### [What you have to do]
Find the lines in the records that carry the word "this". Copy each one.

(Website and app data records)

══════

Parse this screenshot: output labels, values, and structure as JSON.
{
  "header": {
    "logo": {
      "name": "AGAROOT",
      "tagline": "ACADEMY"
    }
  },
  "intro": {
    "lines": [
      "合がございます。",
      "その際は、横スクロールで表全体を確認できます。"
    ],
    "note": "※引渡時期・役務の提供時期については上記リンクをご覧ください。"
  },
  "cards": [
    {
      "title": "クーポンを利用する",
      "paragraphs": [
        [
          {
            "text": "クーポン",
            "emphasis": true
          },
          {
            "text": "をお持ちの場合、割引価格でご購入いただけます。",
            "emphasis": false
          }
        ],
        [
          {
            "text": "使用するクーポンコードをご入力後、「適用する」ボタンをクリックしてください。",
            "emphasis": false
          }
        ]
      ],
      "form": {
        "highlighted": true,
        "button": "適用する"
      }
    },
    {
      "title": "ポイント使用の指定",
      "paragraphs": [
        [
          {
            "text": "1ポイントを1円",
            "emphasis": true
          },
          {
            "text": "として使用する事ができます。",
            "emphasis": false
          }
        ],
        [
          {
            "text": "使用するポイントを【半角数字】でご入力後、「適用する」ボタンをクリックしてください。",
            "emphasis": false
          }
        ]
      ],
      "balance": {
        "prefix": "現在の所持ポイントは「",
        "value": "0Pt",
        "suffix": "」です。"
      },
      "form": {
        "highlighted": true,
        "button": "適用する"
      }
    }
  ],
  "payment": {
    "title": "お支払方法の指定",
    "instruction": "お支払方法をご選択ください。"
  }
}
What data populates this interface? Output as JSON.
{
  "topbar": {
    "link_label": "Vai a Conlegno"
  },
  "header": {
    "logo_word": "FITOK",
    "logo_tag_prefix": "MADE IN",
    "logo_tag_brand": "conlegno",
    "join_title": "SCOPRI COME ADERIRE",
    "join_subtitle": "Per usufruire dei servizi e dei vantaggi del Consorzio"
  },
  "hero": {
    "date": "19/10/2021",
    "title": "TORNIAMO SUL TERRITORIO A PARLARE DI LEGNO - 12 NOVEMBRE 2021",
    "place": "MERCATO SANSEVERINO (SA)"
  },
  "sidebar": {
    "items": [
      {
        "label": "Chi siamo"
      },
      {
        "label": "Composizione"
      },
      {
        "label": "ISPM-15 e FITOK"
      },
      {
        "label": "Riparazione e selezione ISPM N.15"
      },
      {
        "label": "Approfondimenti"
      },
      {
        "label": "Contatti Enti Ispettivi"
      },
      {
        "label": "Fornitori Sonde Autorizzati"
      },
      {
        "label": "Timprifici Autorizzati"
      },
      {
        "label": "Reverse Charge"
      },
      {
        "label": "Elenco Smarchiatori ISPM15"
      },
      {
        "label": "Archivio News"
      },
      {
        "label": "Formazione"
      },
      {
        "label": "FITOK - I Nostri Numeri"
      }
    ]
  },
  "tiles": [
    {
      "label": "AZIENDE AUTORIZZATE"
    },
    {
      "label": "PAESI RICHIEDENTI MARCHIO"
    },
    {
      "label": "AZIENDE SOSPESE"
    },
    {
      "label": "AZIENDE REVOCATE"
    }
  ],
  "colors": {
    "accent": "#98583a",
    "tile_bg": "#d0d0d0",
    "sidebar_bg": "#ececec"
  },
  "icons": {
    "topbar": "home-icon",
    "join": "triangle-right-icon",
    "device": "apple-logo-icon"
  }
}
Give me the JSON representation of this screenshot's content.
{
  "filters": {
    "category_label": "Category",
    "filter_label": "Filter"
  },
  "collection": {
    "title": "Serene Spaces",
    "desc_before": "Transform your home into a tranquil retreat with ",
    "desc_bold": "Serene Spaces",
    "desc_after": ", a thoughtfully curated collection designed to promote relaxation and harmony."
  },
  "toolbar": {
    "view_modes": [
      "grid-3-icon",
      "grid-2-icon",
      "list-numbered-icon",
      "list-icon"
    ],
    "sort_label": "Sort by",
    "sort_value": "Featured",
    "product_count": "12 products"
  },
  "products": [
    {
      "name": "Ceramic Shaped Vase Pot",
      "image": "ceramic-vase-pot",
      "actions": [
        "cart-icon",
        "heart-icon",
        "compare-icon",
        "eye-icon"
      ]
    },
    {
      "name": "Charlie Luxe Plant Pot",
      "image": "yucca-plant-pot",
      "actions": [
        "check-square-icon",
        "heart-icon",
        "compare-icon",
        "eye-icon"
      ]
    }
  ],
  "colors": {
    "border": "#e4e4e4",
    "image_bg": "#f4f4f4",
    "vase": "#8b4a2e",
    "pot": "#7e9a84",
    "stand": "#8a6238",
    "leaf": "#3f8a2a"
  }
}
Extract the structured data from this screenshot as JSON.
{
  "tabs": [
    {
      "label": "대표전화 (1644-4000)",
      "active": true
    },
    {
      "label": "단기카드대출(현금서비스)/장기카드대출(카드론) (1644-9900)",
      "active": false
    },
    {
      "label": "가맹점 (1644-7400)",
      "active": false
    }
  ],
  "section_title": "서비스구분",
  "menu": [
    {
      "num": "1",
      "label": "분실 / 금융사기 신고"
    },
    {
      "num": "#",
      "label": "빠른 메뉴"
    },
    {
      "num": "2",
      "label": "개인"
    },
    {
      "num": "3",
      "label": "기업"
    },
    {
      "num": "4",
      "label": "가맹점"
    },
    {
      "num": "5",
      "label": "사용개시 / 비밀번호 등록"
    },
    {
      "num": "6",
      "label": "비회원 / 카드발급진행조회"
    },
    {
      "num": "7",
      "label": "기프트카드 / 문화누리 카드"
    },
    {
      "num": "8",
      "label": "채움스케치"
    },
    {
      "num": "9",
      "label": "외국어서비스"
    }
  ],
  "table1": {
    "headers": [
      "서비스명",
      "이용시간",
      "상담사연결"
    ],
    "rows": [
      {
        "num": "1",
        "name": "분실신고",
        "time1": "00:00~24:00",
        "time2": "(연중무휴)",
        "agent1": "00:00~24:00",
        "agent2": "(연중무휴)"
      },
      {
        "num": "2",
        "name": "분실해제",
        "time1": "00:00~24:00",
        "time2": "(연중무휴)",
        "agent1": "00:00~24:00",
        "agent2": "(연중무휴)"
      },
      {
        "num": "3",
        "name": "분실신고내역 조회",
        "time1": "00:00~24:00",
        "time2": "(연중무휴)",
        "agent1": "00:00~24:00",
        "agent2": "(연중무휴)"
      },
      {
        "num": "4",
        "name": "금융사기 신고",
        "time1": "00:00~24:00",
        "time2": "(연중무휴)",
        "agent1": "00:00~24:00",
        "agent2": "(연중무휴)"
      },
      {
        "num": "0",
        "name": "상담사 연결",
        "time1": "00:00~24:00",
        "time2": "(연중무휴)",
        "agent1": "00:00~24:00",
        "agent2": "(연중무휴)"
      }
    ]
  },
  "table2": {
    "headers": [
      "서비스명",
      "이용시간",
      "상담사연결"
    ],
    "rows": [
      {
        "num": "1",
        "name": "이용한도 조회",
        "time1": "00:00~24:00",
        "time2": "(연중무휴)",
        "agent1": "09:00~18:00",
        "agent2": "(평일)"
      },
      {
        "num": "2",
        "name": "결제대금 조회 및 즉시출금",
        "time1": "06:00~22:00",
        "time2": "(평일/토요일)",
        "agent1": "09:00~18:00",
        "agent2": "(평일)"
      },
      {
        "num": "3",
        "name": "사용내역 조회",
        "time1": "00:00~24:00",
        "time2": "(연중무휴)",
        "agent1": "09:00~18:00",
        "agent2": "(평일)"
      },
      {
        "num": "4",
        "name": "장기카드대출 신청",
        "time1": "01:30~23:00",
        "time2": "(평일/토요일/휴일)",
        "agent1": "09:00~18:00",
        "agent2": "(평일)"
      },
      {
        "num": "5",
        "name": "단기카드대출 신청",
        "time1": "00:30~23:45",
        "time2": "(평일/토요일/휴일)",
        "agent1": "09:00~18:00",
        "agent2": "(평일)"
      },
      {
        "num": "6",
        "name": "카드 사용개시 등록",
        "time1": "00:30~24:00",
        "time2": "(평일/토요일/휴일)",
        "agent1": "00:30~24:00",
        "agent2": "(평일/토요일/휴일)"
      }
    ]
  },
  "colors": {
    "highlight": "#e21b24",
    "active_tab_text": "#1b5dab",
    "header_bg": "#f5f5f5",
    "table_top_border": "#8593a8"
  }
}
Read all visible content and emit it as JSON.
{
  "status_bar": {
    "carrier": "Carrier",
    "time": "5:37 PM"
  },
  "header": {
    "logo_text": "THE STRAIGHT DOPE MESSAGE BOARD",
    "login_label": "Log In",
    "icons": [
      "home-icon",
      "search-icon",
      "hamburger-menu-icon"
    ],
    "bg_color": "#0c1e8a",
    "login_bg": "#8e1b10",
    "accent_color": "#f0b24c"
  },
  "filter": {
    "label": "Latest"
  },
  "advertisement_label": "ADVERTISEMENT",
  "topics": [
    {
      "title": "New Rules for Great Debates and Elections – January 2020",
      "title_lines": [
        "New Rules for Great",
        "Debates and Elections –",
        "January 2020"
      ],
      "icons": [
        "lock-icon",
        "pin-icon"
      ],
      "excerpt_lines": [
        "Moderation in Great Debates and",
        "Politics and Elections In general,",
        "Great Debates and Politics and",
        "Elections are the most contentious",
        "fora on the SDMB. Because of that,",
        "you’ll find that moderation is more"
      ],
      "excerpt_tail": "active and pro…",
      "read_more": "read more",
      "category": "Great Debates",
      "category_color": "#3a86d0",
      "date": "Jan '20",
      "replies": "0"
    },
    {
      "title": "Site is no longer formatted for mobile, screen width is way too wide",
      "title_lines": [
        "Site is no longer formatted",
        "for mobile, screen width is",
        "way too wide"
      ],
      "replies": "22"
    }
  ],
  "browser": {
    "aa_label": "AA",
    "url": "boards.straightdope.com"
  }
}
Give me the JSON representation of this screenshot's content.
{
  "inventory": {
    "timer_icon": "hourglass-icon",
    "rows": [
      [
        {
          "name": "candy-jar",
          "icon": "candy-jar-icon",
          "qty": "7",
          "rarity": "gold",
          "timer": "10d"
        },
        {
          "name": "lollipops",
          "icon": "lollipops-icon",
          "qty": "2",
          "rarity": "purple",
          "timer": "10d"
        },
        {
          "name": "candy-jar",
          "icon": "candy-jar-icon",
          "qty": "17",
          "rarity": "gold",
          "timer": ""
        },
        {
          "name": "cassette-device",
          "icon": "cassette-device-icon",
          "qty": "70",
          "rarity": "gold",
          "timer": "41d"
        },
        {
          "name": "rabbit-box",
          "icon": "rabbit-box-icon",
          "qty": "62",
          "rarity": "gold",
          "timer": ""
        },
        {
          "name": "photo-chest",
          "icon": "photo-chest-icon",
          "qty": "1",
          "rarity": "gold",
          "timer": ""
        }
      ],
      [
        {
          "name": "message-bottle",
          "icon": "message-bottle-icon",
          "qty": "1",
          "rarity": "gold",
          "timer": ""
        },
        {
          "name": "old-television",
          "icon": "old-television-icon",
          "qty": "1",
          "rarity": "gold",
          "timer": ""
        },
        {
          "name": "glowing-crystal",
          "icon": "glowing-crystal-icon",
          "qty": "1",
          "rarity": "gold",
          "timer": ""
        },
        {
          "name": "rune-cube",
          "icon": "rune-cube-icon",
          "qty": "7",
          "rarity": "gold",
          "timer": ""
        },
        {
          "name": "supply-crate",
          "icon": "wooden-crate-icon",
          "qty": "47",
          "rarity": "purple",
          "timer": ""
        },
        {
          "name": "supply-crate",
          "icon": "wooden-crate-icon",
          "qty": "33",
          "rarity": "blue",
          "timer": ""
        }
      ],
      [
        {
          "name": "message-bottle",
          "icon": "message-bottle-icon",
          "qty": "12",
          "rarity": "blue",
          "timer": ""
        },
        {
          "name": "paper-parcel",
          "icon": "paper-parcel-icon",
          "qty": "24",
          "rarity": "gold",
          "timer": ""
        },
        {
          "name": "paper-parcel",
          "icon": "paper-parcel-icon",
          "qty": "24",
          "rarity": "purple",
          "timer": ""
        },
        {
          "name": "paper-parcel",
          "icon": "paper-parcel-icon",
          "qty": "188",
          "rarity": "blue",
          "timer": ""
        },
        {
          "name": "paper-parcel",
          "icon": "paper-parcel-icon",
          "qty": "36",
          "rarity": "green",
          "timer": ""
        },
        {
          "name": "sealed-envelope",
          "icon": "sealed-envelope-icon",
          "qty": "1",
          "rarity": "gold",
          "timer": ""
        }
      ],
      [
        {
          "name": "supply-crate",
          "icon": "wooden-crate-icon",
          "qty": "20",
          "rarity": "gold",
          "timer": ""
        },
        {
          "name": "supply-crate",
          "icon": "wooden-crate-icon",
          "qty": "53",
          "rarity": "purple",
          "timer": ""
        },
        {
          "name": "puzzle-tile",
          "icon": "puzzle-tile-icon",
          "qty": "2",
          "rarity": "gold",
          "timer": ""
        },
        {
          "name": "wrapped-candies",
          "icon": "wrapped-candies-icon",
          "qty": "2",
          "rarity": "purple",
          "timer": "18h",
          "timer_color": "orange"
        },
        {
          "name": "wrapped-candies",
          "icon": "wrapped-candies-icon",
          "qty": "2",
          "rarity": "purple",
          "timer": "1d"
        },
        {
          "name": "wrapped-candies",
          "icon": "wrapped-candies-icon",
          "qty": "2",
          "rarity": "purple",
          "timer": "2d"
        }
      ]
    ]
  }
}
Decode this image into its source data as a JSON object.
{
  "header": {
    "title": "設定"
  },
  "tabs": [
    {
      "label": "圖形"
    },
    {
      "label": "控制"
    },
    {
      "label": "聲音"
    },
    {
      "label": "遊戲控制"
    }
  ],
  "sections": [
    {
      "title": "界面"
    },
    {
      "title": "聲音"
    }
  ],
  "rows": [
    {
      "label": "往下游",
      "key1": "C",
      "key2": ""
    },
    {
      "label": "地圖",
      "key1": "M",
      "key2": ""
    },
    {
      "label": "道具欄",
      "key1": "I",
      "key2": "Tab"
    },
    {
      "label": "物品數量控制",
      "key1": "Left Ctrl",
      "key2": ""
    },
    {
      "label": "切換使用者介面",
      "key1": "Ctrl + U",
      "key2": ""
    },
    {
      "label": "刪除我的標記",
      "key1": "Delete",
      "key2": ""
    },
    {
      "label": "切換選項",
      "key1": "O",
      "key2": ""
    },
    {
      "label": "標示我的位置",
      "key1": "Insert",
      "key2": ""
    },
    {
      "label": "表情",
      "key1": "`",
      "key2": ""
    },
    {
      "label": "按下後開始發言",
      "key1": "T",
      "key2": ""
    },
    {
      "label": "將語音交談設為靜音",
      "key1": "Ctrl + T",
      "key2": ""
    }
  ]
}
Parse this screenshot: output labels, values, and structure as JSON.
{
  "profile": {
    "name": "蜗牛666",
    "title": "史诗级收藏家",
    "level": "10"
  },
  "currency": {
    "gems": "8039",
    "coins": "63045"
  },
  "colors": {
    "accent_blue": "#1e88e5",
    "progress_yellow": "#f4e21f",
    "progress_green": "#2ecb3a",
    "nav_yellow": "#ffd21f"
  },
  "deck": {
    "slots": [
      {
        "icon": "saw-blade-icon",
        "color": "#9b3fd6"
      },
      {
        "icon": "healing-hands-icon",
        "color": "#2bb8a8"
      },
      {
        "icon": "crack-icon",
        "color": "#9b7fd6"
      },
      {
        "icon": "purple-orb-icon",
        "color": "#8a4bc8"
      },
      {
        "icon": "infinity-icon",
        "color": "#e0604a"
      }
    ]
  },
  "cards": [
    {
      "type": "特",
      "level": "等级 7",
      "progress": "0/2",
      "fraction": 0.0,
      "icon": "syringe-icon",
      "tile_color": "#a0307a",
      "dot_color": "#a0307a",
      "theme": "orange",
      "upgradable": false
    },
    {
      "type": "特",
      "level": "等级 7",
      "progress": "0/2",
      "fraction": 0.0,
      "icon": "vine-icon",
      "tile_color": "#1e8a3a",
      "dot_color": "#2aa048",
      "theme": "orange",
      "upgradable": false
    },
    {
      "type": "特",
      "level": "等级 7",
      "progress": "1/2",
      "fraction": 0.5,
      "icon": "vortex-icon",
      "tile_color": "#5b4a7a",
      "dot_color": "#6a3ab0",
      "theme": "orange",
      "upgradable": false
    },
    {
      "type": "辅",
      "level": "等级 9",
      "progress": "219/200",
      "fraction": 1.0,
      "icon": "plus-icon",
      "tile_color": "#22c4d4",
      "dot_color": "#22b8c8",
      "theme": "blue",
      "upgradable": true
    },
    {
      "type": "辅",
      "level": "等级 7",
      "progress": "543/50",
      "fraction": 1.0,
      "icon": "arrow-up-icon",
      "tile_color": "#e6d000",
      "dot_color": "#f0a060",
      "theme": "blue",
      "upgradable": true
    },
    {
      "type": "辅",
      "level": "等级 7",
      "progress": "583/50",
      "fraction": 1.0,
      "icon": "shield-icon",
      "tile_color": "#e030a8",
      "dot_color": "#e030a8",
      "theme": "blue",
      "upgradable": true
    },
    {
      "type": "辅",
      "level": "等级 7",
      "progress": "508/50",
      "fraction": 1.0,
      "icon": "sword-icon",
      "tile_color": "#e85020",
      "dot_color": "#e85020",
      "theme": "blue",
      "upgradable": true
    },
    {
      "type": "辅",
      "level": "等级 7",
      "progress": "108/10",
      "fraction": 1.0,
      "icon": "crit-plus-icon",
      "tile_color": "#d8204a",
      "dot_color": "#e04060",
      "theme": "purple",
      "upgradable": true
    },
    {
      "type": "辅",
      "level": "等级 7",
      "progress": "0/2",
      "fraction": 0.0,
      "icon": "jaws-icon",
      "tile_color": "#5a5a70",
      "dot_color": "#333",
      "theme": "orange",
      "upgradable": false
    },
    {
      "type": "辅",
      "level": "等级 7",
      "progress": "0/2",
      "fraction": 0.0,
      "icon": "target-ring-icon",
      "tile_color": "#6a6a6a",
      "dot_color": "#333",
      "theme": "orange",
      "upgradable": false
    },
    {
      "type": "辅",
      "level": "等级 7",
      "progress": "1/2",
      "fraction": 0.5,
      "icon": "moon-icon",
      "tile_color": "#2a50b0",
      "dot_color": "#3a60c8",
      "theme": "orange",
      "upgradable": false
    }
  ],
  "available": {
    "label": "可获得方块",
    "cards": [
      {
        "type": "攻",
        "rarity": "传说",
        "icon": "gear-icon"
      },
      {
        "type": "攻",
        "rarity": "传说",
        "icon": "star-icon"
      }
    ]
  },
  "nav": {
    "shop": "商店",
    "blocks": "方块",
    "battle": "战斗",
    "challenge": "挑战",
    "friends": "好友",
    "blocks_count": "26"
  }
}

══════

### [Your solution]
Parse this screenshot: output labels, values, and structure as JSON.
What data populates this interface? Output as JSON.
Give me the JSON representation of this screenshot's content.
Extract the structured data from this screenshot as JSON.
Give me the JSON representation of this screenshot's content.
Decode this image into its source data as a JSON object.
Parse this screenshot: output labels, values, and structure as JSON.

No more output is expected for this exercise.